Trey Gowdy promised earlier this week that declassifying evidence related to the start of Operation Crossfire Hurricane would be a “game-changer.” Looks like we’ll shortly find out how accurate Gowdy’s prediction would be. Late this evening, the White House announced that Donald Trump authorized Attorney General William Barr to declassify any documents related to his probes of the FBI counterintelligence operation:
President Donald Trump directed the U.S. intelligence community on Thursday to “quickly and fully cooperate” with Attorney General William Barr’s investigation of the origins of the multi-year probe of whether his 2016 campaign colluded with Russia.
The move marked an escalation in Trump’s efforts to “investigate the investigators,” as he continues to try to undermine the findings of special counsel Robert Mueller’s probe amid mounting Democratic calls to bring impeachment proceedings against Trump.
Press secretary Sarah Sanders said in a statement that Trump is delegating to Barr the “full and complete authority” to declassify documents relating to the probe, which would ease his efforts to review the sensitive intelligence underpinnings of the investigation.
Escalation? That’s an odd way to characterize declassification. The escalation already took place when Barr appointed Durham to run a separate probe. This is just making it somewhat more transparent — with the “somewhat” part reliant on how much and precisely what gets declassified.
Speaking of which, CNN also notes that this reinforces Barr’s central role in dealing with intelligence operations related to Crossfire Hurricane:
According to a memo released by the White House, the “heads of each department or agency that includes an element of the intelligence community shall promptly provide such assistance and information as the Attorney General may request in connection with that review.”
As CNN has previously reported, Barr is working closely with the heads of the CIA, the FBI and the Office of the Director of National Intelligence to review the origins of the Russia investigation — an effort the President had long demanded.
That central role in assessing and declassifying intel is a little unusual. Normally, one would expect the Director of National Intelligence to take charge of dealing with declassifying intel, even that developed by the FBI in a domestic counter-intel operation. That’s why the ODNI was created, after all — to centralize intelligence collection and analysis and have a direct path to the president. Trump’s executive order in this instance shifts the ODNI to essentially a direct report to the AG for the purposes of this investigation — a move that’s within Trump’s authority, but unusual enough to potentially raise some eyebrows in the intel communities.

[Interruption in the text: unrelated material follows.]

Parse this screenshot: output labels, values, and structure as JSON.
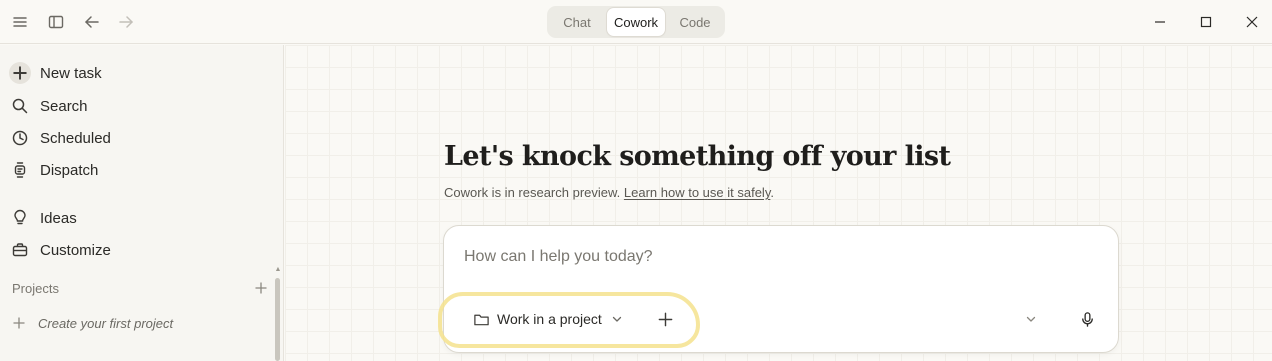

At any rate, this answers one nagging question about the gap between the administration’s complaints about Crossfire Hurricane and its actions — or rather inactions. Calls to declassify the Carter Page FISA warrant go back nearly two years from members of Congress, as well as other materials developed in the investigations led by Republicans on Capitol Hill. Trump never made a move to do so, which seemed to undercut claims like that from Gowdy this week that there were bombshells in them that would flip the narrative from Russia-collusion to corrupt politicization of intelligence for partisan purposes. It might have taken a few weeks after Robert Mueller wrapped up his report, but Trump finally pulled the trigger on that move.
Here’s Gowdy again from earlier in the week. Of all the talking heads involved in this debate, Gowdy has the least investment in perpetuating narratives. He’s out of office, out of politics, and looking forward to returning to litigation. We’ll see if his predictions are accurate, or just wishcasting. Soon.